Our spiritual lives are like that too. We need to grow where we’re planted. It’s not the environment that gives the plant significance, but what’s hidden in the seeds and fruit of that plant. A parent doesn’t know what’s in store for their child. They can only nurture their child to grow into the person they are.
There’s a great deal of fearlessness that goes into parenting. That’s not to say a parent won’t worry or wonder or want what’s best for their child. It’s just that there are no guarantees about any of it. It comes down to entrusting that child into the care and grace and love of God. Fearlessness allows space for that their hidden little personality will emerge, that they will find meaning and purpose in their life, and they will thrive in the safety of a family or community.
Many will be celebrating Father’s Day here in the United States. The fearless father looks beneath the surface of their children’s lives and sees the good that may not be readily apparent. Where fear seeks to control and coerce certitude, fearlessness let’s go of the control and coercion. God’s purposes, though hidden and what might seem as insignificant, are still present. Jesus calls on us to have more patience with and respect for failure, hiddenness, and insignificance. Fearless fathers learn to see their children through the eyes of God.

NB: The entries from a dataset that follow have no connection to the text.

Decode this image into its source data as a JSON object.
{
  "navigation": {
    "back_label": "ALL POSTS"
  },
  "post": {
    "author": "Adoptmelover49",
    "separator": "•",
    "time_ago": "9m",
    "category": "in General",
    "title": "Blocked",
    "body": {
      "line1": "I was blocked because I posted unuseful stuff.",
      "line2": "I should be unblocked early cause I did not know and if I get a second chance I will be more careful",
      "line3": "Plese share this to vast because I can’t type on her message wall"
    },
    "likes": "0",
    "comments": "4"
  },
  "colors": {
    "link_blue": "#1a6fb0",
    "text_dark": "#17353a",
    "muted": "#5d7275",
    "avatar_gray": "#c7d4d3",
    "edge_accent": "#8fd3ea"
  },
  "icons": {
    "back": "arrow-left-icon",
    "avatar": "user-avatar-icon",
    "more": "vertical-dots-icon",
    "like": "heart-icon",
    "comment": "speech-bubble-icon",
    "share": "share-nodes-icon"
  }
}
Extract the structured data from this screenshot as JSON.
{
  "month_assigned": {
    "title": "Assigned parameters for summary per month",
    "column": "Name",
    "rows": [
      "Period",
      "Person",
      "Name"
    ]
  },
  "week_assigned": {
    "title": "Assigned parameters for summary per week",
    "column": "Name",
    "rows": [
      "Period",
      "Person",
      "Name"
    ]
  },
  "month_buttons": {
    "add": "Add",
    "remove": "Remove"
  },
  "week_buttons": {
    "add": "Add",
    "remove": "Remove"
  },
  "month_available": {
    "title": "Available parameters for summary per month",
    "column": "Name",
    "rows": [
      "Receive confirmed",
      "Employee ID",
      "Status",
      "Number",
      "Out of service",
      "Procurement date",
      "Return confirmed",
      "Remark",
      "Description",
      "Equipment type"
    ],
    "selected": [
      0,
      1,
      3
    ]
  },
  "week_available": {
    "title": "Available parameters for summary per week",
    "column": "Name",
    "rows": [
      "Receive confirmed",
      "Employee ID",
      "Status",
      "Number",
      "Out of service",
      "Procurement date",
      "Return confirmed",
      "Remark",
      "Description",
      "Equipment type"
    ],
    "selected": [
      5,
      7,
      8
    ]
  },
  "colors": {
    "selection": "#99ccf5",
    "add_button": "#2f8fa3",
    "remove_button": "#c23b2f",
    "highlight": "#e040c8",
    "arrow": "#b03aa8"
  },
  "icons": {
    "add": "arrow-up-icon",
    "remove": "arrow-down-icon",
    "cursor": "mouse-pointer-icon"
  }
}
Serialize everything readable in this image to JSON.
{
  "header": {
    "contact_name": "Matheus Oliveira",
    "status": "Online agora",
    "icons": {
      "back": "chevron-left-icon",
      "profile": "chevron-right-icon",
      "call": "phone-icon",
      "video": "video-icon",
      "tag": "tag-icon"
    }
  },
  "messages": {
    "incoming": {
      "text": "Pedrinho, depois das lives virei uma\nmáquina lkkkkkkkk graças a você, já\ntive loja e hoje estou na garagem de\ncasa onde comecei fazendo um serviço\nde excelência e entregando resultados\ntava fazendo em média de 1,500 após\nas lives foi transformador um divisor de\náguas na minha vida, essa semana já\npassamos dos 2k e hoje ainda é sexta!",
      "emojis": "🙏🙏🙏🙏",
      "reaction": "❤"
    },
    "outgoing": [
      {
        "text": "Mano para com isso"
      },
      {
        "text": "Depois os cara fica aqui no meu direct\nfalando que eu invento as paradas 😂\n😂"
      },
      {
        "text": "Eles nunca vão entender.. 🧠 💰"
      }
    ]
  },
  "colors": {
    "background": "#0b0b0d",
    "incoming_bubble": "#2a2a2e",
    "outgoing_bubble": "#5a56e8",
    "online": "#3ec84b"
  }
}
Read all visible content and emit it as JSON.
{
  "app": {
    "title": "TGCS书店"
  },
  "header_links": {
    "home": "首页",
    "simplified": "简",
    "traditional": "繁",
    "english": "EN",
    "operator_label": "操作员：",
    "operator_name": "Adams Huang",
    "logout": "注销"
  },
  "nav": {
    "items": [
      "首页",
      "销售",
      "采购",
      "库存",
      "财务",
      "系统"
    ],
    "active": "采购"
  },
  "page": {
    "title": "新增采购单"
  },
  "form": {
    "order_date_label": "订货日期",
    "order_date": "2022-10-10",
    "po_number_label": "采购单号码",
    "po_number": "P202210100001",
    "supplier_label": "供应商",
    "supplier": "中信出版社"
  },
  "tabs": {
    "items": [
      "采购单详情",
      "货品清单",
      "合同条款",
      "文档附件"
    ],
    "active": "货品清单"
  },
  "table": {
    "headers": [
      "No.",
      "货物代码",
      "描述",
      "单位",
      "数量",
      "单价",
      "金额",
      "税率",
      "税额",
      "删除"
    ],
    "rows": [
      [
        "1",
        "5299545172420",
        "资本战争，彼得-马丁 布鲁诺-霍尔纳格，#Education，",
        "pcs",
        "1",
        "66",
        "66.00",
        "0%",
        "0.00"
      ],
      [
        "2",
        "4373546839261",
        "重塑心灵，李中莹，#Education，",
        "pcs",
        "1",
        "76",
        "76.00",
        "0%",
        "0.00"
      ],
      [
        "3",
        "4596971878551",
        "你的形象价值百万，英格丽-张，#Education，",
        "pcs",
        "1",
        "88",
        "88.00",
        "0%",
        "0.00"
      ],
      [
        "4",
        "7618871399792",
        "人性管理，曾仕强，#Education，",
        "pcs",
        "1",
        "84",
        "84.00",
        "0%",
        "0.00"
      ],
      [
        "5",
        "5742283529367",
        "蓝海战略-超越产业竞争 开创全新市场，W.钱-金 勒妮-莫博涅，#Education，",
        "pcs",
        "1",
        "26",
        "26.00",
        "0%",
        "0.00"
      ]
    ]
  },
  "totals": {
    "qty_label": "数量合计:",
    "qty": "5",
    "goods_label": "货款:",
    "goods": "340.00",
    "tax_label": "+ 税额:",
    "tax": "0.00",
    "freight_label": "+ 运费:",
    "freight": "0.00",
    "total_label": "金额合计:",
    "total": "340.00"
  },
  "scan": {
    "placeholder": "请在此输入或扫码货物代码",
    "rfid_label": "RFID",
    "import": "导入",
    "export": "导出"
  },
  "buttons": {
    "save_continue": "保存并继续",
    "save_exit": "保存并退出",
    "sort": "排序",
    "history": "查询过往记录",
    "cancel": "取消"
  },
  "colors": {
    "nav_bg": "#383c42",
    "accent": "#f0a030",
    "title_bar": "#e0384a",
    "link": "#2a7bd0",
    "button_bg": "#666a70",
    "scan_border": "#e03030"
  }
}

The picture is of my fearless son and daughter-in-law and precious granddaughters!